Cognitive Load Theory is increasingly impacting on teachers. Its latest inclusion being in the Early Career Framework. Alongside its wider impact on policy, it is featuring in professional development programmes, influencing people’s thinking and hopefully their approach to teaching. At its heart, it is a theory about instructional (teaching) design.
The basic proposition of Cognitive Load Theory is, if our teaching aligns with how our pupils’ cognitive architecture is designed then learning will be enhanced. It is based on the idea that we have a working memory that can hold a limited amount of information for a limited time and an unlimited long term memory. The retention and connection of information in the long term memory transforms our ability to function as this overcomes the limits of our working memory.
Cognitive Load Theory is most applicable when information is new to pupils, complex and they are at a novice stage in their learning. When this is less true the limits of working memory are unlikely to be reached.
Sweller et al (2019) developed aspects of their theory using advances in knowledge in Evolutionary Psychology. Biologically primary knowledge is knowledge that we have evolved to acquire over countless generations: learning how to listen and speak, recognising faces, solving unfamiliar problems and making plans for future events. Our cognitive systems have evolved to allow us to acquire these skills automatically and with limited effort.
Biologically secondary knowledge is knowledge we need because our culture has determined it is important. Our cognitive systems have not evolved separate structures or systems to enable us to acquire this information. We learn this secondary knowledge by piggy backing on to the cognitive structures and systems used to acquire biological primary knowledge.
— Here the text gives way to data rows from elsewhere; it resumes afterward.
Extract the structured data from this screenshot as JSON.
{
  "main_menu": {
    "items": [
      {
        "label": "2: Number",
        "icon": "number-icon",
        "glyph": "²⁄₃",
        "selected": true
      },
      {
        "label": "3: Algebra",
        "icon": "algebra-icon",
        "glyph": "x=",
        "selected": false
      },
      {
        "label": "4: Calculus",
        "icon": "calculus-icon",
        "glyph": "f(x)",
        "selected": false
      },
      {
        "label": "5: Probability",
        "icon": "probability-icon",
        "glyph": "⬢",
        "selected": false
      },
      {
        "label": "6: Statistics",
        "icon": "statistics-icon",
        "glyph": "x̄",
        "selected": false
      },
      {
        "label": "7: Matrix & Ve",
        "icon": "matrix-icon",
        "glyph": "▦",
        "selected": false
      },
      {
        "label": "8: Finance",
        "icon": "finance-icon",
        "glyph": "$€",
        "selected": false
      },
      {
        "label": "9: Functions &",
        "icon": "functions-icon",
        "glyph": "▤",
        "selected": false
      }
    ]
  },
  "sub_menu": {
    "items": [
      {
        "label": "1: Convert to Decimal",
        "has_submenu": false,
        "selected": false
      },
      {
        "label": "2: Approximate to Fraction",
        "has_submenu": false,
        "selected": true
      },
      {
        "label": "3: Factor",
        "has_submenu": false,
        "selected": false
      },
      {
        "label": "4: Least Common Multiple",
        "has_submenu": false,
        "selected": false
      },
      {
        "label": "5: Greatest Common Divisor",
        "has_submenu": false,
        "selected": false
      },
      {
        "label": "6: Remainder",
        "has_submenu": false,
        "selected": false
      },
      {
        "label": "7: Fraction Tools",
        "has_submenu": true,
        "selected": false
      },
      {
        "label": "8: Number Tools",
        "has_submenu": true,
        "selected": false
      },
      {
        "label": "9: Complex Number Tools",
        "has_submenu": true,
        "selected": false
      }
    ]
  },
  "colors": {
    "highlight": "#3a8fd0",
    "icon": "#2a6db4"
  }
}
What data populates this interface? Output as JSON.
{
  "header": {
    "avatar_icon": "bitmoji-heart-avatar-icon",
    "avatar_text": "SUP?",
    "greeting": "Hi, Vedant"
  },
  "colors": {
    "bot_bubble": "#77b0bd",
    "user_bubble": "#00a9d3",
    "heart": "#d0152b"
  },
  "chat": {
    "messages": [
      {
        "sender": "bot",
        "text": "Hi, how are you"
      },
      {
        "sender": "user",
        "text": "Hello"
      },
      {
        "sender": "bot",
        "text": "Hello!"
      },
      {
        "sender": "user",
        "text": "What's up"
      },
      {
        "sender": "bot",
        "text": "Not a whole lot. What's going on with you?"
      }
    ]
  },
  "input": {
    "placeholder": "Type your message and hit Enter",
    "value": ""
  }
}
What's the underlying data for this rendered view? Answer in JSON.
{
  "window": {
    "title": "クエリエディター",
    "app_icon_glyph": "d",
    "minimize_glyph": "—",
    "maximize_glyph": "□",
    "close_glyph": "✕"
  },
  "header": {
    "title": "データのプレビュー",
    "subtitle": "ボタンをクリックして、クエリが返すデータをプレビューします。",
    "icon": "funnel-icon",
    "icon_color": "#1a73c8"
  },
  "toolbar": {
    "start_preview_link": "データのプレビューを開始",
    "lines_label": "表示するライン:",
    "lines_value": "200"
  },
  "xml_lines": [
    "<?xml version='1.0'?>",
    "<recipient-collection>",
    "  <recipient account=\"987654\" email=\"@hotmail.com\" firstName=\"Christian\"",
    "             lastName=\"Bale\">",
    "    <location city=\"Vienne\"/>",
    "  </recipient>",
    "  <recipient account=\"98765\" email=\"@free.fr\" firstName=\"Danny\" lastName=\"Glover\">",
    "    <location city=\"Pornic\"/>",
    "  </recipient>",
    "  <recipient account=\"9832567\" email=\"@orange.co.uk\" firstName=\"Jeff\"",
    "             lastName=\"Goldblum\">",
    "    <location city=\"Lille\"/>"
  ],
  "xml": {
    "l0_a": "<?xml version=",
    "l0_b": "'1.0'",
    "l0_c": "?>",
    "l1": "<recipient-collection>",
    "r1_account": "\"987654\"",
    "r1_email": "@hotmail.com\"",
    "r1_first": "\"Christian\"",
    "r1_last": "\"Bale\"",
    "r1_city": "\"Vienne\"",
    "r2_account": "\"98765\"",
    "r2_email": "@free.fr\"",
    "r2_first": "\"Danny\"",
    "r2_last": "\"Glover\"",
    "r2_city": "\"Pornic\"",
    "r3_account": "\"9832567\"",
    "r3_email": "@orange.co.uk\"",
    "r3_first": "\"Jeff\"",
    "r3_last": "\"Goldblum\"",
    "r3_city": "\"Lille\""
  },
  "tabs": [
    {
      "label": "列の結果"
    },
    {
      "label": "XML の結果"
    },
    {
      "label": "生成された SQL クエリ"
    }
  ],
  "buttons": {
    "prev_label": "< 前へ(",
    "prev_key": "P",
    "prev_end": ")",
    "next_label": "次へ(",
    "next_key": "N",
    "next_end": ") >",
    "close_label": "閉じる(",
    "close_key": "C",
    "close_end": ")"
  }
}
Our most effective teaching methods require alignment of knowledge acquisition with the five basic biological principles.
Three Types of Cognitive Load & Scaffolding Effects
There are three types of cognitive load. Intrinsic cognitive load is affected by the complexity of the information (element interactivity) and expertise of the learner. The more complex the information and the more novice the learner the greater the cognitive load. Germane cognitive load constitutes the processing capacity within working memory to aid learning. Intrinsic load and germane cognitive load are intertwined and work to aid learning.
Extraneous cognitive load is associated with teaching and how materials are presented. Where the teaching or course design lacks clarity or precision the extraneous cognitive load is increased. This redirects the processing capacity in working memory – germane cognitive load – away from learning.
Worked Example Effect
Worked examples provide a full solution to a problem. This focuses the learners’ attention on the steps required to solve it, enabling them to induce generalised solutions.
Effective when used alongside worked examples. Learners respond to prompts that require them to explain the process and workings used to solve the problem. It ensures learners carefully study the worked example.
Completion Problem Effect
Partially completed problems are provided to learners who are required to complete them; the amount of work required by the learner can be varied. This forms a bridge between worked examples and conventional problems.
Goal free problems lower cognitive load and increase the focus on finding solutions by removing the cognitive load associated with holding and processing: a current problem state, a goal state and problem-solving operators.
Studying variable questions/problems increases intrinsic cognitive load. However, learners gain domain knowledge of similarities and differences; this approach enhances the germane element of cognitive load leading to greater learning.
The imagination effect occurs when learners imagine or mentally rehearse a concept or process. This is only appropriate once learners have secure prior knowledge; if not working memory will be exceeded.
Collective Working Memory Effect
When learners collaborate on a complex task or problem their multiple limited working memories (and information stored in long term memory) are pooled to form a single information storage and processing system.
Classification of the cognitive load effects into a group relating to scaffolding is mine. It is not in the original or revised paper. However, there are five higher order compound effects identified that alter the characteristics of the other simple cognitive load effects. These compound effects provide underpinning principles that help explain the limits of the simple effects.
Reference: Sweller, J., van Merriënboer, J. and Paas, F. (2019). Cognitive Architecture and Instructional Design: 20 Years Later. Educational Psychology Review.